◆ DATA PROVIDED ◆
╔══

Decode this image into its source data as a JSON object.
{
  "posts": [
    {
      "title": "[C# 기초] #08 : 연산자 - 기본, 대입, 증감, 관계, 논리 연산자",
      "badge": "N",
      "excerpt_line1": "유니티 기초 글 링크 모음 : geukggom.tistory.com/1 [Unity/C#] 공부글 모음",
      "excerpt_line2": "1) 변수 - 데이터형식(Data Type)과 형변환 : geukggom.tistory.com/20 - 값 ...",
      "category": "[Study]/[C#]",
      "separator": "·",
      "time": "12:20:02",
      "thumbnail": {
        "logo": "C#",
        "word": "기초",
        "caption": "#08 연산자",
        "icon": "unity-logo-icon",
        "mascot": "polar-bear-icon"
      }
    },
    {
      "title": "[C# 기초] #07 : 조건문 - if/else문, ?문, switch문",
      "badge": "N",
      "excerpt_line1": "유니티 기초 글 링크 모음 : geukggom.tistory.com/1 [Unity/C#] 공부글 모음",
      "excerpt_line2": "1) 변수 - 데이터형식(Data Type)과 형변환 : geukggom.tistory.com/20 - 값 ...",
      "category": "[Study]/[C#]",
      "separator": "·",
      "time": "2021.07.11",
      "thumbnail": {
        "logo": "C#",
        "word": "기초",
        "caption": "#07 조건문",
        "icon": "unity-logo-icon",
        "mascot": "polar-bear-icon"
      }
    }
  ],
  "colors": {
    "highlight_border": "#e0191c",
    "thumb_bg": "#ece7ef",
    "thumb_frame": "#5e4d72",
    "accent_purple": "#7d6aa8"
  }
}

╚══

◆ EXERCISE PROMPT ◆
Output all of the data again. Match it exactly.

◆ THE ANSWER ◆
Decode this image into its source data as a JSON object.
{
  "posts": [
    {
      "title": "[C# 기초] #08 : 연산자 - 기본, 대입, 증감, 관계, 논리 연산자",
      "badge": "N",
      "excerpt_line1": "유니티 기초 글 링크 모음 : geukggom.tistory.com/1 [Unity/C#] 공부글 모음",
      "excerpt_line2": "1) 변수 - 데이터형식(Data Type)과 형변환 : geukggom.tistory.com/20 - 값 ...",
      "category": "[Study]/[C#]",
      "separator": "·",
      "time": "12:20:02",
      "thumbnail": {
        "logo": "C#",
        "word": "기초",
        "caption": "#08 연산자",
        "icon": "unity-logo-icon",
        "mascot": "polar-bear-icon"
      }
    },
    {
      "title": "[C# 기초] #07 : 조건문 - if/else문, ?문, switch문",
      "badge": "N",
      "excerpt_line1": "유니티 기초 글 링크 모음 : geukggom.tistory.com/1 [Unity/C#] 공부글 모음",
      "excerpt_line2": "1) 변수 - 데이터형식(Data Type)과 형변환 : geukggom.tistory.com/20 - 값 ...",
      "category": "[Study]/[C#]",
      "separator": "·",
      "time": "2021.07.11",
      "thumbnail": {
        "logo": "C#",
        "word": "기초",
        "caption": "#07 조건문",
        "icon": "unity-logo-icon",
        "mascot": "polar-bear-icon"
      }
    }
  ],
  "colors": {
    "highlight_border": "#e0191c",
    "thumb_bg": "#ece7ef",
    "thumb_frame": "#5e4d72",
    "accent_purple": "#7d6aa8"
  }
}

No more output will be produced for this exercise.